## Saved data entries
______________________________
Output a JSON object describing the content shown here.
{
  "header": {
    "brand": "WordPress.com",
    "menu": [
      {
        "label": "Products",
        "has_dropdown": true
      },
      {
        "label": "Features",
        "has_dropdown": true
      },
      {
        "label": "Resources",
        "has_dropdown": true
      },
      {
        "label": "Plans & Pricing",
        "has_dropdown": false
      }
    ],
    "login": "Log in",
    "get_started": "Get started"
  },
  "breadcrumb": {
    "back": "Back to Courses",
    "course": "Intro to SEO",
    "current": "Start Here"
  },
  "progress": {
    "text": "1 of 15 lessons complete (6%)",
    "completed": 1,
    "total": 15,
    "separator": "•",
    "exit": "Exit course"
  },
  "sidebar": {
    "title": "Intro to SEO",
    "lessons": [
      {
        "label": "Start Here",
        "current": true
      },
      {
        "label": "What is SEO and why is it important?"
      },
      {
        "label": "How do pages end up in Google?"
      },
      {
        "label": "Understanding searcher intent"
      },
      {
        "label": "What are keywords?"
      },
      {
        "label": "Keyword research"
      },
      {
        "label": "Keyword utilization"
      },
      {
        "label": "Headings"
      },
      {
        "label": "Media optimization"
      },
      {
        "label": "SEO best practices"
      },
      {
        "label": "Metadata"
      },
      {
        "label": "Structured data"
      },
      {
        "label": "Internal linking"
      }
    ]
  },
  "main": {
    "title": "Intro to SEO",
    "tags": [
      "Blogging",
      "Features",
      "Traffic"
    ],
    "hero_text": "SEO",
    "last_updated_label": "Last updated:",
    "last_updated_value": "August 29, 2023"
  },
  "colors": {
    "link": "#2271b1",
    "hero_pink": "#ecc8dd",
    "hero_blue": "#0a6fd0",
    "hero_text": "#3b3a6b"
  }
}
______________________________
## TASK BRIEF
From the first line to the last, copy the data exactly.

## ANSWER
Output a JSON object describing the content shown here.
{
  "header": {
    "brand": "WordPress.com",
    "menu": [
      {
        "label": "Products",
        "has_dropdown": true
      },
      {
        "label": "Features",
        "has_dropdown": true
      },
      {
        "label": "Resources",
        "has_dropdown": true
      },
      {
        "label": "Plans & Pricing",
        "has_dropdown": false
      }
    ],
    "login": "Log in",
    "get_started": "Get started"
  },
  "breadcrumb": {
    "back": "Back to Courses",
    "course": "Intro to SEO",
    "current": "Start Here"
  },
  "progress": {
    "text": "1 of 15 lessons complete (6%)",
    "completed": 1,
    "total": 15,
    "separator": "•",
    "exit": "Exit course"
  },
  "sidebar": {
    "title": "Intro to SEO",
    "lessons": [
      {
        "label": "Start Here",
        "current": true
      },
      {
        "label": "What is SEO and why is it important?"
      },
      {
        "label": "How do pages end up in Google?"
      },
      {
        "label": "Understanding searcher intent"
      },
      {
        "label": "What are keywords?"
      },
      {
        "label": "Keyword research"
      },
      {
        "label": "Keyword utilization"
      },
      {
        "label": "Headings"
      },
      {
        "label": "Media optimization"
      },
      {
        "label": "SEO best practices"
      },
      {
        "label": "Metadata"
      },
      {
        "label": "Structured data"
      },
      {
        "label": "Internal linking"
      }
    ]
  },
  "main": {
    "title": "Intro to SEO",
    "tags": [
      "Blogging",
      "Features",
      "Traffic"
    ],
    "hero_text": "SEO",
    "last_updated_label": "Last updated:",
    "last_updated_value": "August 29, 2023"
  },
  "colors": {
    "link": "#2271b1",
    "hero_pink": "#ecc8dd",
    "hero_blue": "#0a6fd0",
    "hero_text": "#3b3a6b"
  }
}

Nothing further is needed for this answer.